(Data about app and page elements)

___

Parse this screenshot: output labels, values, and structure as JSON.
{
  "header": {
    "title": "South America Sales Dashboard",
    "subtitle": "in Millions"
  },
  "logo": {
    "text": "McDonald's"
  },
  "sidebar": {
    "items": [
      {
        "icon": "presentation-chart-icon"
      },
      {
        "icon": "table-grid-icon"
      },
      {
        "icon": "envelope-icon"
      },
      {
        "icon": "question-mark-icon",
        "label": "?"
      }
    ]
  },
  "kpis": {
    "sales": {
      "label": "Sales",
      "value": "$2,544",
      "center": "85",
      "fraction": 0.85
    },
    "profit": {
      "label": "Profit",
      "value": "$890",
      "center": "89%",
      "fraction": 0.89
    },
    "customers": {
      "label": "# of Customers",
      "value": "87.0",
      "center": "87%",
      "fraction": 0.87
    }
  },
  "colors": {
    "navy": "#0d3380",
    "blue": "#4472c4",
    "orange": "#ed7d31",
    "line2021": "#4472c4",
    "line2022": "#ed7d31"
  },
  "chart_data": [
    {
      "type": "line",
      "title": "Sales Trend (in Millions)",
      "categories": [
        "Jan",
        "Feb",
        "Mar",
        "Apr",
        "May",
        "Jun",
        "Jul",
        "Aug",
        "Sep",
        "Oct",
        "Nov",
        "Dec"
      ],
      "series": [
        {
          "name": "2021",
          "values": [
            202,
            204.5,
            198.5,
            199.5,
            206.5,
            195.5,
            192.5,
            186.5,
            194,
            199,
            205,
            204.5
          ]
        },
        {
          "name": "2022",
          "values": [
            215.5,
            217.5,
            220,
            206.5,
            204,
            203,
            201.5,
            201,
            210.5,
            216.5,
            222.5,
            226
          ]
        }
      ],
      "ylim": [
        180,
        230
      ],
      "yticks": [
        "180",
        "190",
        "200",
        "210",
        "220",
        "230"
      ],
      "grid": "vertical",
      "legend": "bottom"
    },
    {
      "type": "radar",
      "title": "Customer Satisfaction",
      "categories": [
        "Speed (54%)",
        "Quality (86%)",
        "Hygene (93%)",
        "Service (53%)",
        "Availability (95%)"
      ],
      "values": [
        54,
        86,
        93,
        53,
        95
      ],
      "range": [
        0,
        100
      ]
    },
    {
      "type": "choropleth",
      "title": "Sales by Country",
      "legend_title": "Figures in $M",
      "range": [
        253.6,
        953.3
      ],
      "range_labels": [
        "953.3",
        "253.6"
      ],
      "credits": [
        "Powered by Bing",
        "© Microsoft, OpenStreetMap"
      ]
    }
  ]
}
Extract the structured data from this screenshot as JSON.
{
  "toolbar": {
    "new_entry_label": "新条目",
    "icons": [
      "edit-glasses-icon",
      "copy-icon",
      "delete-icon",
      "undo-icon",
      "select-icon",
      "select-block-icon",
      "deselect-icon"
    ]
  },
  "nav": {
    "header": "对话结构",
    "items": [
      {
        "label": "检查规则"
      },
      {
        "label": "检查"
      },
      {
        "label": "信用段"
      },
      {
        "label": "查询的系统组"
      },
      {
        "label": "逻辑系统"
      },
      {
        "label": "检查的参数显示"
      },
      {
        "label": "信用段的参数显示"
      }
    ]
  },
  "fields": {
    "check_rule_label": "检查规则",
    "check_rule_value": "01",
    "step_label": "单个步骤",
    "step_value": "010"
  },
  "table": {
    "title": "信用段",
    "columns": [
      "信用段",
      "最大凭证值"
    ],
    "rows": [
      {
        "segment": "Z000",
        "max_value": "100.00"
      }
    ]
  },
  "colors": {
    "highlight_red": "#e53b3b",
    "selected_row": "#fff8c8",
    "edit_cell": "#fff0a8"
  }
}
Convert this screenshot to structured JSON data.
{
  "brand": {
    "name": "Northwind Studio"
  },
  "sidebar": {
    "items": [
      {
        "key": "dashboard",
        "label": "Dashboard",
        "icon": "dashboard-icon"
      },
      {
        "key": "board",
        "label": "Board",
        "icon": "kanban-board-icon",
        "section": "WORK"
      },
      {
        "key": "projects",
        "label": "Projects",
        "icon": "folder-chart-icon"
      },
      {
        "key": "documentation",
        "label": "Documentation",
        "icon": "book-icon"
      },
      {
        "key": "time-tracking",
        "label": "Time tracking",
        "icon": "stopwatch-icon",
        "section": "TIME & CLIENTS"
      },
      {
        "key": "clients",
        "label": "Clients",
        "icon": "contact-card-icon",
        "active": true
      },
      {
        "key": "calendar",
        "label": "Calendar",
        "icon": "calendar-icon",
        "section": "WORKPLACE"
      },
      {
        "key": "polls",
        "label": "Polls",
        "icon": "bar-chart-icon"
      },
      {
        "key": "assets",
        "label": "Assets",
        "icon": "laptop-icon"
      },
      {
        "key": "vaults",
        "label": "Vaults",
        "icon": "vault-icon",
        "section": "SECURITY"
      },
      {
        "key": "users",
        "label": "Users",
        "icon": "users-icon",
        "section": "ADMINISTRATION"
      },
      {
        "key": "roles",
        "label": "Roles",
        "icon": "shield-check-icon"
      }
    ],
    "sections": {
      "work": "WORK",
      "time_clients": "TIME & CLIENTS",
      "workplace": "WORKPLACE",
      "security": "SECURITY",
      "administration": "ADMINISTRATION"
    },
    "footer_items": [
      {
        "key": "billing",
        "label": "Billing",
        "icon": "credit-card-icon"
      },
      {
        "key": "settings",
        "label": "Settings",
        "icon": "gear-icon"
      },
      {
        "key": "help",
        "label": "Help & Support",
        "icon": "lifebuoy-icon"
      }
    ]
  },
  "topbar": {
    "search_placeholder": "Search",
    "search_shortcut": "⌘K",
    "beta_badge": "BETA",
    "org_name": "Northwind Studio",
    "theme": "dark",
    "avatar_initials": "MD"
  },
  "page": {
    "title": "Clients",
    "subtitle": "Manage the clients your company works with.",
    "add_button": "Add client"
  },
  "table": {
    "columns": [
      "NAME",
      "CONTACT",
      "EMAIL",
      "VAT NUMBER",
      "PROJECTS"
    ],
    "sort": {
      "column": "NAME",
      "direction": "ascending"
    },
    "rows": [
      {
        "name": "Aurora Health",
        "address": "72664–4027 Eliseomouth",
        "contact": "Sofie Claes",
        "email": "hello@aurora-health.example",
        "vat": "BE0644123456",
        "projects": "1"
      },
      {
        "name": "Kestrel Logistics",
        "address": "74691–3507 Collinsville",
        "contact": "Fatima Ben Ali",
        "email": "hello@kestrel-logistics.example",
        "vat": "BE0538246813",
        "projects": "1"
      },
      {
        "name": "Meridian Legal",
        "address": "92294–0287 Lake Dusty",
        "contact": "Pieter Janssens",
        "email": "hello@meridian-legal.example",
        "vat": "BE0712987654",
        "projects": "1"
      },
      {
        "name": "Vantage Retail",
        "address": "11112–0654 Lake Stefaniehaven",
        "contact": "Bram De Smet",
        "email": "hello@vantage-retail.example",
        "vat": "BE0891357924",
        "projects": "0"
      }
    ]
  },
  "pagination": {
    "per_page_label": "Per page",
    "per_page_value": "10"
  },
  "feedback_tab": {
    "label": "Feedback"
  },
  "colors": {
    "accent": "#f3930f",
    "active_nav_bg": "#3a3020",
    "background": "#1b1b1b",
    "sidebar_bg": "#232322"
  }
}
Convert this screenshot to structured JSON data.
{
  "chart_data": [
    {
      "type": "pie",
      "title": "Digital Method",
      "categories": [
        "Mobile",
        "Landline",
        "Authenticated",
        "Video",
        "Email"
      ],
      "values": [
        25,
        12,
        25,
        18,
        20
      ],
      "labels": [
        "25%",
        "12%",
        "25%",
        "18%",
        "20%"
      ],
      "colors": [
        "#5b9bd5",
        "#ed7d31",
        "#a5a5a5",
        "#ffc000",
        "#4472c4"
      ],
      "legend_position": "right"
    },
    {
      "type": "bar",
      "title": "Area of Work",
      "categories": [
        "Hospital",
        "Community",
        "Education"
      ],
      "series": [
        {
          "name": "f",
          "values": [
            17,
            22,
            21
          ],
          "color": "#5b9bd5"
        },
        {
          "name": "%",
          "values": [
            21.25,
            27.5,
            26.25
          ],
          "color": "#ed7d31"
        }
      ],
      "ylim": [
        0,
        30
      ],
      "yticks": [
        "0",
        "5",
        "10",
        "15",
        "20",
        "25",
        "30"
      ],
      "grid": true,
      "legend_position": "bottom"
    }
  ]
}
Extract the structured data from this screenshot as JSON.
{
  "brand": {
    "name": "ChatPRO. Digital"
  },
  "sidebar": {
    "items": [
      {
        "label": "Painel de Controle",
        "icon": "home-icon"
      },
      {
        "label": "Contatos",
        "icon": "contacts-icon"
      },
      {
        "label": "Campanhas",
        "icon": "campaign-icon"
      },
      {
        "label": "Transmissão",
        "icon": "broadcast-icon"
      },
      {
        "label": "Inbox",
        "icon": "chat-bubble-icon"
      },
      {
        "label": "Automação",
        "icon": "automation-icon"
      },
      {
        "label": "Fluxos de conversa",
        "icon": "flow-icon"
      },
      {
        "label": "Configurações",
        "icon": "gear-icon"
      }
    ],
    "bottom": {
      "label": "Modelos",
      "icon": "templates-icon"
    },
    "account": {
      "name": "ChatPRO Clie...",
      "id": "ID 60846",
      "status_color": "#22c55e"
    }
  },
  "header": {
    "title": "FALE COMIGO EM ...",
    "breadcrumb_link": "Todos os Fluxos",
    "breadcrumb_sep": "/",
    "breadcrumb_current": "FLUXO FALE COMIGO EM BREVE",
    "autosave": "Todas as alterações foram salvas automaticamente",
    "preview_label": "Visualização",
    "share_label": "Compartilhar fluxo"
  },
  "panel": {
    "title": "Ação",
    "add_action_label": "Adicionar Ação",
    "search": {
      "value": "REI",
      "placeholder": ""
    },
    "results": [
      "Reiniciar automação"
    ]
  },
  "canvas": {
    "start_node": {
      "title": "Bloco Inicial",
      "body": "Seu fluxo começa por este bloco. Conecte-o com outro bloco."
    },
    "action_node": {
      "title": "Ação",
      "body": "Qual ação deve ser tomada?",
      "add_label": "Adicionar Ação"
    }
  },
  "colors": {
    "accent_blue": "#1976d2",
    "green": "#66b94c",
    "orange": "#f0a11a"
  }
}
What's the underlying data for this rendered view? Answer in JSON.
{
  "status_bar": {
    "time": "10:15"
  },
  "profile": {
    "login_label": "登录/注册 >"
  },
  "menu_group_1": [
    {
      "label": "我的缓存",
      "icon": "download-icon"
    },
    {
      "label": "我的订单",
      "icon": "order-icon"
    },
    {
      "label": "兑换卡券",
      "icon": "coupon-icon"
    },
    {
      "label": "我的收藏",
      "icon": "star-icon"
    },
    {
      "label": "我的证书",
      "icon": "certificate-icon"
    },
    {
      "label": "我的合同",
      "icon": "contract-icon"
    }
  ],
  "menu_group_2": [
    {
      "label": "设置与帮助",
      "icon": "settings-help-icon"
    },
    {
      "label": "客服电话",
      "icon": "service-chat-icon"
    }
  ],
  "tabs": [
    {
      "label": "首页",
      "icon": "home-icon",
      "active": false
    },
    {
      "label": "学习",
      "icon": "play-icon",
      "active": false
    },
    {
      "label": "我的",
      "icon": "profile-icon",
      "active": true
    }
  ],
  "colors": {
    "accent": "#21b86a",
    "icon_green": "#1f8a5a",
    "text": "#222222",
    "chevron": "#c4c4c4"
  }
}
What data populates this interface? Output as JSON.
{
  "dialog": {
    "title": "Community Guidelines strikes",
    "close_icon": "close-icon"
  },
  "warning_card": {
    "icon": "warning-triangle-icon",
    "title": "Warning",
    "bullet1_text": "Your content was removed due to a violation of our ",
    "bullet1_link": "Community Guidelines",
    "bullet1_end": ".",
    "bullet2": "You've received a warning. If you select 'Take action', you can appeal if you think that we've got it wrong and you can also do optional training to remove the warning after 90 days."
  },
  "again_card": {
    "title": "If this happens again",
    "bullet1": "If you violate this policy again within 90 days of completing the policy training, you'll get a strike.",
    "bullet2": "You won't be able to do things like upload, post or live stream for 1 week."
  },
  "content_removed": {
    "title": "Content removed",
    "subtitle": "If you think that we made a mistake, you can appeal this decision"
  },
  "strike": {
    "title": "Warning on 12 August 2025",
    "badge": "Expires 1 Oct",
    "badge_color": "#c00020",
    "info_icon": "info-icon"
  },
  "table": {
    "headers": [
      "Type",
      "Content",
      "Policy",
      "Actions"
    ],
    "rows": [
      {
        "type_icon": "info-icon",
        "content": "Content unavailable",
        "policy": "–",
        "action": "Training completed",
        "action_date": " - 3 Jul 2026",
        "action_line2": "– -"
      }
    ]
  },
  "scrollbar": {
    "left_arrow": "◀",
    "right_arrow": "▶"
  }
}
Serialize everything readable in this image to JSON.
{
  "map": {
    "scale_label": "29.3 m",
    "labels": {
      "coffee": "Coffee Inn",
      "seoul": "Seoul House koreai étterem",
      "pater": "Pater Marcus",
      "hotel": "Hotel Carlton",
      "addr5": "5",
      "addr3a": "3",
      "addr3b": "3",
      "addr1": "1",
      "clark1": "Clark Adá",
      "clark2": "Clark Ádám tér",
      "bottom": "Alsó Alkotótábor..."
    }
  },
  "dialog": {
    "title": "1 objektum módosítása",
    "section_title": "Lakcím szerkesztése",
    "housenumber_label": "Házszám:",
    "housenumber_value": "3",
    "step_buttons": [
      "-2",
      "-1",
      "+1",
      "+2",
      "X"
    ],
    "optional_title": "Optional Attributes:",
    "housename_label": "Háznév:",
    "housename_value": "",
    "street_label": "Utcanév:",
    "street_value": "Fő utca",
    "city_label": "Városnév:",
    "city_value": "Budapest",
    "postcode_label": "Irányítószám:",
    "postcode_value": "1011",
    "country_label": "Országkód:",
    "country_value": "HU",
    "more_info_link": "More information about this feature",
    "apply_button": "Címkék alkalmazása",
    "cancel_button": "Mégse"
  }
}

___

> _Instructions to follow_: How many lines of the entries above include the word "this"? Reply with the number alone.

> _Solution_: 12